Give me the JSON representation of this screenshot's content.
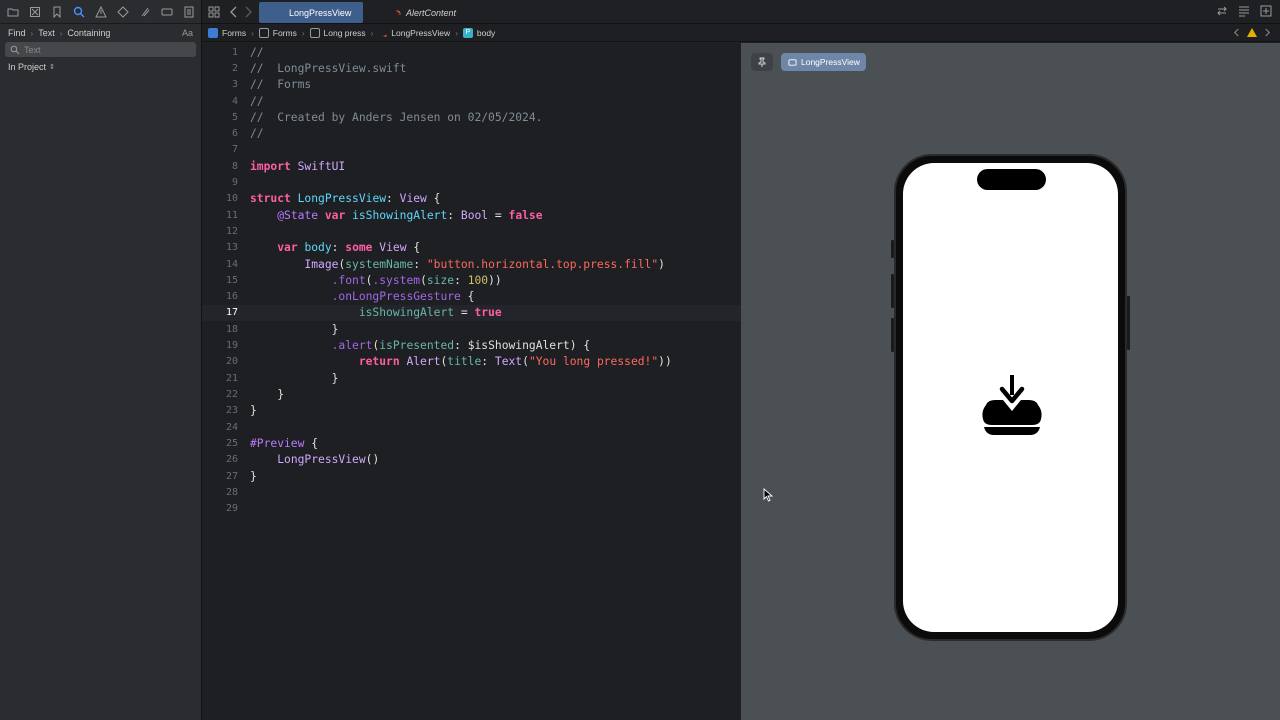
{
  "navigator": {
    "find_label": "Find",
    "text_label": "Text",
    "containing_label": "Containing",
    "case_label": "Aa",
    "search_placeholder": "Text",
    "scope_label": "In Project"
  },
  "tabs": [
    {
      "label": "LongPressView",
      "active": true
    },
    {
      "label": "AlertContent",
      "active": false
    }
  ],
  "jumpbar": {
    "crumbs": [
      "Forms",
      "Forms",
      "Long press",
      "LongPressView",
      "body"
    ]
  },
  "editor": {
    "current_line": 17,
    "line_numbers": [
      "1",
      "2",
      "3",
      "4",
      "5",
      "6",
      "7",
      "8",
      "9",
      "10",
      "11",
      "12",
      "13",
      "14",
      "15",
      "16",
      "17",
      "18",
      "19",
      "20",
      "21",
      "22",
      "23",
      "24",
      "25",
      "26",
      "27",
      "28",
      "29"
    ],
    "lines": [
      "//",
      "//  LongPressView.swift",
      "//  Forms",
      "//",
      "//  Created by Anders Jensen on 02/05/2024.",
      "//",
      "",
      "import SwiftUI",
      "",
      "struct LongPressView: View {",
      "    @State var isShowingAlert: Bool = false",
      "",
      "    var body: some View {",
      "        Image(systemName: \"button.horizontal.top.press.fill\")",
      "            .font(.system(size: 100))",
      "            .onLongPressGesture {",
      "                isShowingAlert = true",
      "            }",
      "            .alert(isPresented: $isShowingAlert) {",
      "                return Alert(title: Text(\"You long pressed!\"))",
      "            }",
      "    }",
      "}",
      "",
      "#Preview {",
      "    LongPressView()",
      "}",
      "",
      ""
    ]
  },
  "preview": {
    "chip_label": "LongPressView",
    "device_icon": "button-horizontal-top-press-fill-icon"
  },
  "colors": {
    "keyword": "#fc5fa3",
    "string": "#fc6a5d",
    "comment": "#7f8c98",
    "type": "#d0a8ff",
    "declaration": "#5dd8ff",
    "active_tab": "#3e5f8c",
    "warning": "#e5b100"
  }
}
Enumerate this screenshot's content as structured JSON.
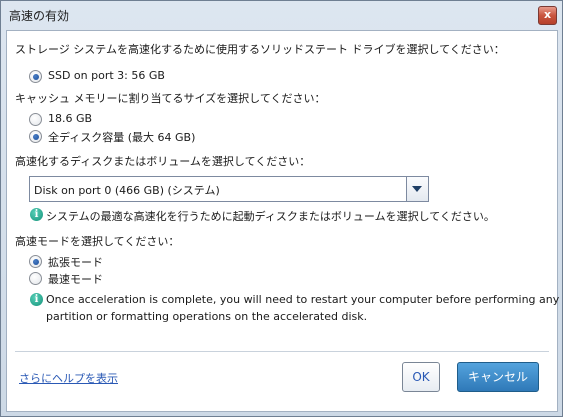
{
  "window": {
    "title": "高速の有効",
    "close_label": "x"
  },
  "drive_section": {
    "heading": "ストレージ システムを高速化するために使用するソリッドステート ドライブを選択してください：",
    "options": [
      {
        "label": "SSD on port 3: 56 GB",
        "checked": true
      }
    ]
  },
  "cache_section": {
    "heading": "キャッシュ メモリーに割り当てるサイズを選択してください：",
    "options": [
      {
        "label": "18.6 GB",
        "checked": false
      },
      {
        "label": "全ディスク容量 (最大 64 GB)",
        "checked": true
      }
    ]
  },
  "volume_section": {
    "heading": "高速化するディスクまたはボリュームを選択してください：",
    "select_value": "Disk on port 0 (466 GB) (システム)",
    "info_text": "システムの最適な高速化を行うために起動ディスクまたはボリュームを選択してください。"
  },
  "mode_section": {
    "heading": "高速モードを選択してください：",
    "options": [
      {
        "label": "拡張モード",
        "checked": true
      },
      {
        "label": "最速モード",
        "checked": false
      }
    ],
    "info_line1": "Once acceleration is complete, you will need to restart your computer before performing any",
    "info_line2": "partition or formatting operations on the accelerated disk."
  },
  "footer": {
    "help_link": "さらにヘルプを表示",
    "ok_label": "OK",
    "cancel_label": "キャンセル"
  },
  "colors": {
    "accent": "#2f79b8",
    "link": "#2a59b5",
    "info": "#15927a"
  },
  "icons": [
    "close-icon",
    "info-icon",
    "chevron-down-icon"
  ]
}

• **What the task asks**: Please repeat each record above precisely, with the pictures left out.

• **Reply to the task**:
Give me the JSON representation of this screenshot's content.
{
  "navigator": {
    "find_label": "Find",
    "text_label": "Text",
    "containing_label": "Containing",
    "case_label": "Aa",
    "search_placeholder": "Text",
    "scope_label": "In Project"
  },
  "tabs": [
    {
      "label": "LongPressView",
      "active": true
    },
    {
      "label": "AlertContent",
      "active": false
    }
  ],
  "jumpbar": {
    "crumbs": [
      "Forms",
      "Forms",
      "Long press",
      "LongPressView",
      "body"
    ]
  },
  "editor": {
    "current_line": 17,
    "line_numbers": [
      "1",
      "2",
      "3",
      "4",
      "5",
      "6",
      "7",
      "8",
      "9",
      "10",
      "11",
      "12",
      "13",
      "14",
      "15",
      "16",
      "17",
      "18",
      "19",
      "20",
      "21",
      "22",
      "23",
      "24",
      "25",
      "26",
      "27",
      "28",
      "29"
    ],
    "lines": [
      "//",
      "//  LongPressView.swift",
      "//  Forms",
      "//",
      "//  Created by Anders Jensen on 02/05/2024.",
      "//",
      "",
      "import SwiftUI",
      "",
      "struct LongPressView: View {",
      "    @State var isShowingAlert: Bool = false",
      "",
      "    var body: some View {",
      "        Image(systemName: \"button.horizontal.top.press.fill\")",
      "            .font(.system(size: 100))",
      "            .onLongPressGesture {",
      "                isShowingAlert = true",
      "            }",
      "            .alert(isPresented: $isShowingAlert) {",
      "                return Alert(title: Text(\"You long pressed!\"))",
      "            }",
      "    }",
      "}",
      "",
      "#Preview {",
      "    LongPressView()",
      "}",
      "",
      ""
    ]
  },
  "preview": {
    "chip_label": "LongPressView",
    "device_icon": "button-horizontal-top-press-fill-icon"
  },
  "colors": {
    "keyword": "#fc5fa3",
    "string": "#fc6a5d",
    "comment": "#7f8c98",
    "type": "#d0a8ff",
    "declaration": "#5dd8ff",
    "active_tab": "#3e5f8c",
    "warning": "#e5b100"
  }
}
Enumerate this screenshot's content as structured JSON.
{
  "window": {
    "title": "高速の有効",
    "close_label": "x"
  },
  "drive_section": {
    "heading": "ストレージ システムを高速化するために使用するソリッドステート ドライブを選択してください：",
    "options": [
      {
        "label": "SSD on port 3: 56 GB",
        "checked": true
      }
    ]
  },
  "cache_section": {
    "heading": "キャッシュ メモリーに割り当てるサイズを選択してください：",
    "options": [
      {
        "label": "18.6 GB",
        "checked": false
      },
      {
        "label": "全ディスク容量 (最大 64 GB)",
        "checked": true
      }
    ]
  },
  "volume_section": {
    "heading": "高速化するディスクまたはボリュームを選択してください：",
    "select_value": "Disk on port 0 (466 GB) (システム)",
    "info_text": "システムの最適な高速化を行うために起動ディスクまたはボリュームを選択してください。"
  },
  "mode_section": {
    "heading": "高速モードを選択してください：",
    "options": [
      {
        "label": "拡張モード",
        "checked": true
      },
      {
        "label": "最速モード",
        "checked": false
      }
    ],
    "info_line1": "Once acceleration is complete, you will need to restart your computer before performing any",
    "info_line2": "partition or formatting operations on the accelerated disk."
  },
  "footer": {
    "help_link": "さらにヘルプを表示",
    "ok_label": "OK",
    "cancel_label": "キャンセル"
  },
  "colors": {
    "accent": "#2f79b8",
    "link": "#2a59b5",
    "info": "#15927a"
  },
  "icons": [
    "close-icon",
    "info-icon",
    "chevron-down-icon"
  ]
}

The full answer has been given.